Sport simulation is somewhat of a touchy topic in gaming. Finding the balance between offering fun, engaging gameplay, and an authentic, realistic experience isn’t easy.
Fifa is a series that has often walked the line between arcadey exhilaration and purist satisfaction. But yearly releases demand such a quality. Rugby games, on the other hand, are a less consistent experience. An absence of a dedicated release schedule, and big developer backer, has unfortunately led to sparse releases of varying quality.
Rugby 20 released back in 2020 and showed some promise; a commitment to deep, tactical simulation of the sport was evident throughout the game. Now, 2 years on, developers Eko Software have the chance to build on the evident promise of the previous title with Rugby 22.
Striking a balance:
I mentioned Fifa earlier because football, much like Rugby, is a tricky sport to translate to video games. The complexity of the game – with deep tactical differences between teams – has presented a significant challenge over the years for developers. A series like Football Manager leans heavy into the tactical aspect; foregoing any arcade aspects for a much deeper experience. Whilst the classic Fifa Street leaned completely into the over-the-top and arcade style of gameplay.
Unfortunately, the demand hasn’t been quite the same for a top mainline Rugby title. Rugby 22 evidently builds on the promise of Rugby 20, with a clear appreciation for the many tactical nuances of the game, but in other areas, you can feel the absence of support.
Gameplay wise, Rugby 22 has a lot to offer. The initial tutorial impressed me with the layers of gameplay mechanics that it seeked to introduce, and I was hooked from my first match.
Tackles feel impactful and frenetic, movement feels responsive and this makes each moment of a match feel engaging and rewarding. That said, there is a deep learning curve here and for newbies (like me) even the easiest settings will feel like quite the challenge. This isn’t necessarily a negative, however, and I’m sure someone new to the game of football would feel similarly about Fifa. Positives aside, the game’s choice to frontload the tutorial with an abundance of mechanics – some, such as the jackal – that are poorly explained, made the learning curve a bit steeper than necessary.
The physicality and intensity of the sport has been remarkably well captured and scaling the difficulties provides hours and hours of entertainment. The developers have also succeeded AT striking a difficult balance between making the game fun and an authentic simulation.
Playing online against other players is a smooth and inherently engaging experience (and humbling in my case). At its core, Rugby 22 offers some very solid gameplay that accurately lives up to the real game.
Unfortunately, other areas of the game feel undercooked, and in some cases, short-sighted.
Rough around the edges:
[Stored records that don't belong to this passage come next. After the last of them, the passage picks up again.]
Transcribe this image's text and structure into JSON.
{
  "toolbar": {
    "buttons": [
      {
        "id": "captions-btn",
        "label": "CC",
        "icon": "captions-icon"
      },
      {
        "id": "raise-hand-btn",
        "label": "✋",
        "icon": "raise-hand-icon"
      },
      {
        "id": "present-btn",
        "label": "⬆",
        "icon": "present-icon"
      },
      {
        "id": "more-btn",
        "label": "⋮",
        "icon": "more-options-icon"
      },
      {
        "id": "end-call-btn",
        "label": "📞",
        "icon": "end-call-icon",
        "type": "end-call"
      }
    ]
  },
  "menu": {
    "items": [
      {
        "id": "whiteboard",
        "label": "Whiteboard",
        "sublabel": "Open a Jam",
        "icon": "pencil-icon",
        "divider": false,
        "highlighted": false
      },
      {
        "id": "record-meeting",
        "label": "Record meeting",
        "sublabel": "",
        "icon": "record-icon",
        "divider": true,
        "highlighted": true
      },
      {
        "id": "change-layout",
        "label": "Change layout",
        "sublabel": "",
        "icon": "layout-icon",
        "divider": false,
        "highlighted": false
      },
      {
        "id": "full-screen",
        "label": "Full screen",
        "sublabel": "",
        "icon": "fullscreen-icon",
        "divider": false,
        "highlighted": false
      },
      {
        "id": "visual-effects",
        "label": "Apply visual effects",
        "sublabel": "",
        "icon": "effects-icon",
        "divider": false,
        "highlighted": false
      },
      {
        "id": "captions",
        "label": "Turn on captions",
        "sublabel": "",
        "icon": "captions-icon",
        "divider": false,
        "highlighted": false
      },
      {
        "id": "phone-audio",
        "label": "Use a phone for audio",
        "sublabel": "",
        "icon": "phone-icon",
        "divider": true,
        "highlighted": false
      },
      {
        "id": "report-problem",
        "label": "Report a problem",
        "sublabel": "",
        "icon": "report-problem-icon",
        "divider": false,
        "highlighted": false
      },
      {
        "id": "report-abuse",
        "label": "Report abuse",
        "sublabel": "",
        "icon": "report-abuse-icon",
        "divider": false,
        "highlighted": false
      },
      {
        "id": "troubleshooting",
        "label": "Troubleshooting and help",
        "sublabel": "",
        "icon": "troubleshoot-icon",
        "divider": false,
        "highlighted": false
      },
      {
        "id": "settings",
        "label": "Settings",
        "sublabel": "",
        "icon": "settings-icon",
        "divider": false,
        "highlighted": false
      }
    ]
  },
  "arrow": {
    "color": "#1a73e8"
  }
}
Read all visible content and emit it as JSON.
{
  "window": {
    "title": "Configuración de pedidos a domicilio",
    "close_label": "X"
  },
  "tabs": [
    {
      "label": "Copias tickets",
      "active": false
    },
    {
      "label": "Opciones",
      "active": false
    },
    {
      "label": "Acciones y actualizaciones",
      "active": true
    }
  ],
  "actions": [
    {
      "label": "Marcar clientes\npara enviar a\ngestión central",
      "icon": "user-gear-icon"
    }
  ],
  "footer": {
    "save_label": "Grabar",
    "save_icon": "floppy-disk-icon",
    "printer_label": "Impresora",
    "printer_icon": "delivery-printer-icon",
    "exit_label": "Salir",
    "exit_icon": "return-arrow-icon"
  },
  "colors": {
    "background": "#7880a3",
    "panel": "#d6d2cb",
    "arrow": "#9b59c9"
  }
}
“Career mode” fails to live up to any reasonable expectations. A better way of looking at Rugby 22’s “career mode” is more akin to Fifa ultimate team: there is no narrative or story to be found here – instead, you compete to work your way up various divisions whilst earning points to buy packs containing players. Whilst the loop has potential to be addictive, the lack of licensing for most players makes unlocking new players much less exciting when the vast majority are randomly generated.
Without an exciting incentive, career mode lives and dies on the core gameplay, and whilst this might be enough for some, for me it feels misguided.
League mode offers an even briefer alternative, with its one season structure feeling quite bizarre.
Sadly these issues speak to a game that is very rough around the edges that surround its core gameplay. Game modes are shallow and there is very little to keep you hooked beyond the core gameplay.
As a visual offering Rugby 22 is also subpar compared to other modern sports games. The scanned players look great, but players without scans look somewhere between creepy and downright frightening. Thankfully the players animations are very well done, even if the commentary that accompanies the action feels stilted.
A crunching blow:
Rugby 22’s solid gameplay struggles to carry an otherwise mediocre offering and the result is a game that feels like a missed opportunity. Whilst the initial engagement of the deep, well realised incarnation of the sport of Rugby had me excited, the game’s lack of polish in other areas severely hampers the overall experience.
Online may offer some longevity, but outside of that, I’m not sure there is enough here to satisfy anyone but absolute purists.